- WORK INSTRUCTION:
Copy out each line below containing "Automate".

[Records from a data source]
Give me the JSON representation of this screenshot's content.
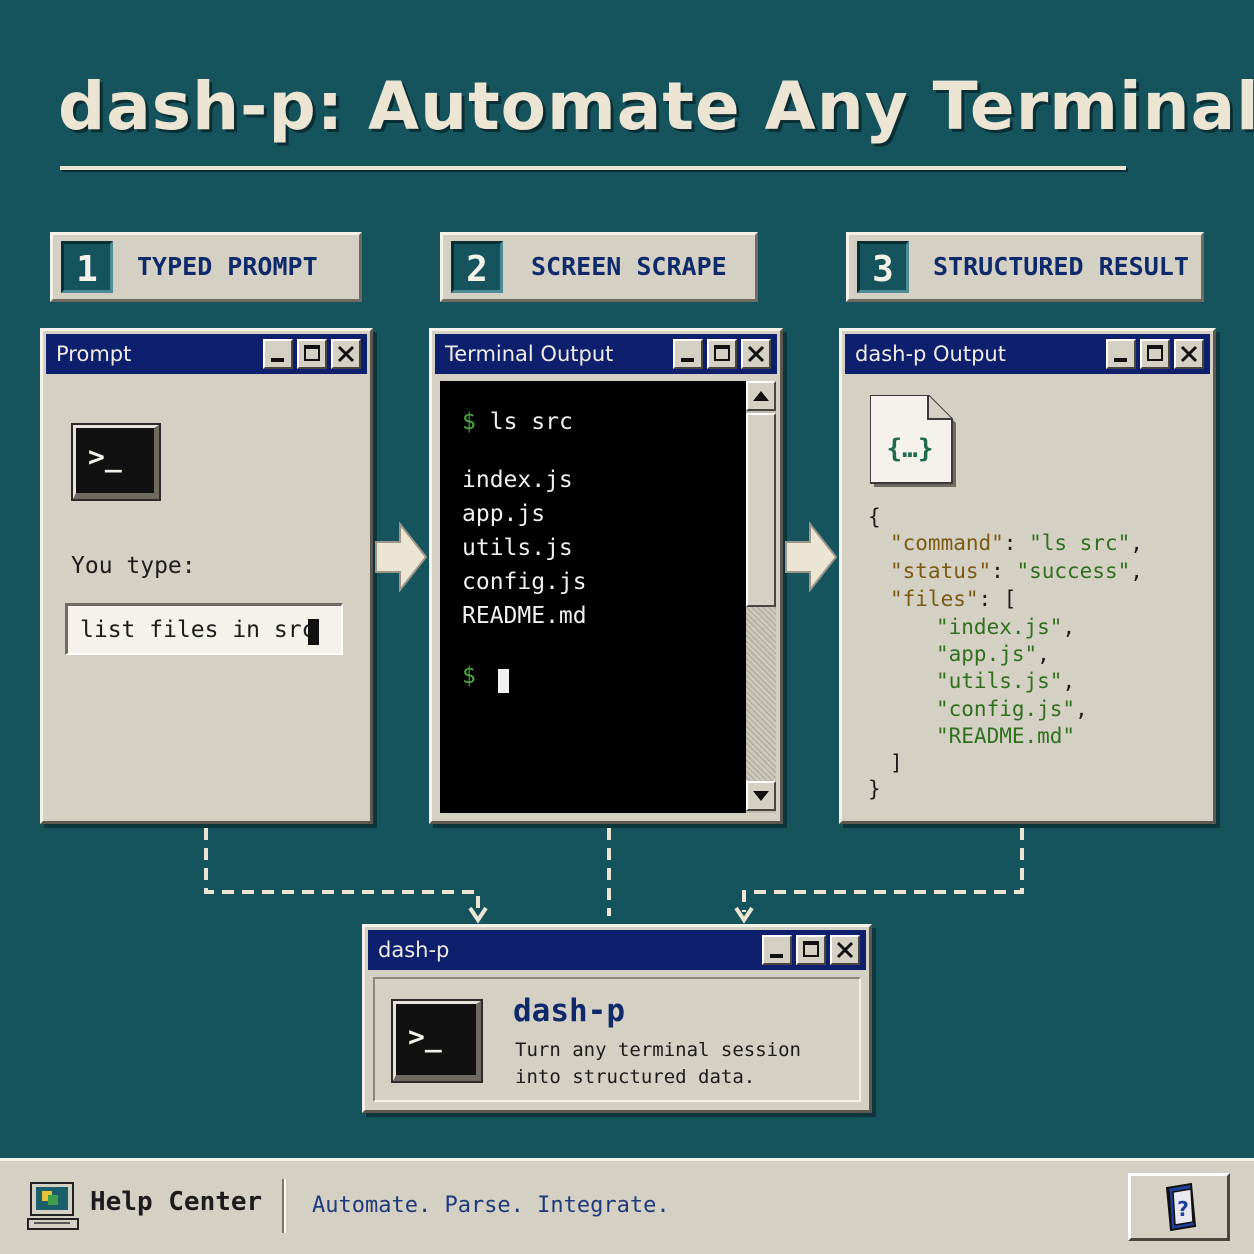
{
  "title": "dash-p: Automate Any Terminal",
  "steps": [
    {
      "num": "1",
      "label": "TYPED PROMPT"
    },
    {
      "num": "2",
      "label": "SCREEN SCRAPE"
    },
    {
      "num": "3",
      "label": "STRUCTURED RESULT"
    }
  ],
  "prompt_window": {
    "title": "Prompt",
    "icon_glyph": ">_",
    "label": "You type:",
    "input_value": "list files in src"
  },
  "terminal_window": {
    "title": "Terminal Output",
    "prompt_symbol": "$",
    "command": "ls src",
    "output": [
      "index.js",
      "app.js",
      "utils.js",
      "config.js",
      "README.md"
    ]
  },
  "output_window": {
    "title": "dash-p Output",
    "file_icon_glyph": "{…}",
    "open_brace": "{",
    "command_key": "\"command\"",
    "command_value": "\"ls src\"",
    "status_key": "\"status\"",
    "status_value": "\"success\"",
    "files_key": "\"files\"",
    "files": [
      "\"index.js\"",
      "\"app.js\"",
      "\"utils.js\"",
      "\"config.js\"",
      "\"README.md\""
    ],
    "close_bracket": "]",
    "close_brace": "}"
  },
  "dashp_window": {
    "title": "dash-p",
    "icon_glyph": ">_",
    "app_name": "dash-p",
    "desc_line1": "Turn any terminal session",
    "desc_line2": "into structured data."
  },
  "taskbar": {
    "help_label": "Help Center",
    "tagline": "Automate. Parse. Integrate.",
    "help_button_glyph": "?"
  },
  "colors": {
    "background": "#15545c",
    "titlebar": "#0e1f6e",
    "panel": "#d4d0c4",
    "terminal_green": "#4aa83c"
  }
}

- EXERCISE ANSWER:
  "title": "dash-p: Automate Any Terminal",
    "tagline": "Automate. Parse. Integrate.",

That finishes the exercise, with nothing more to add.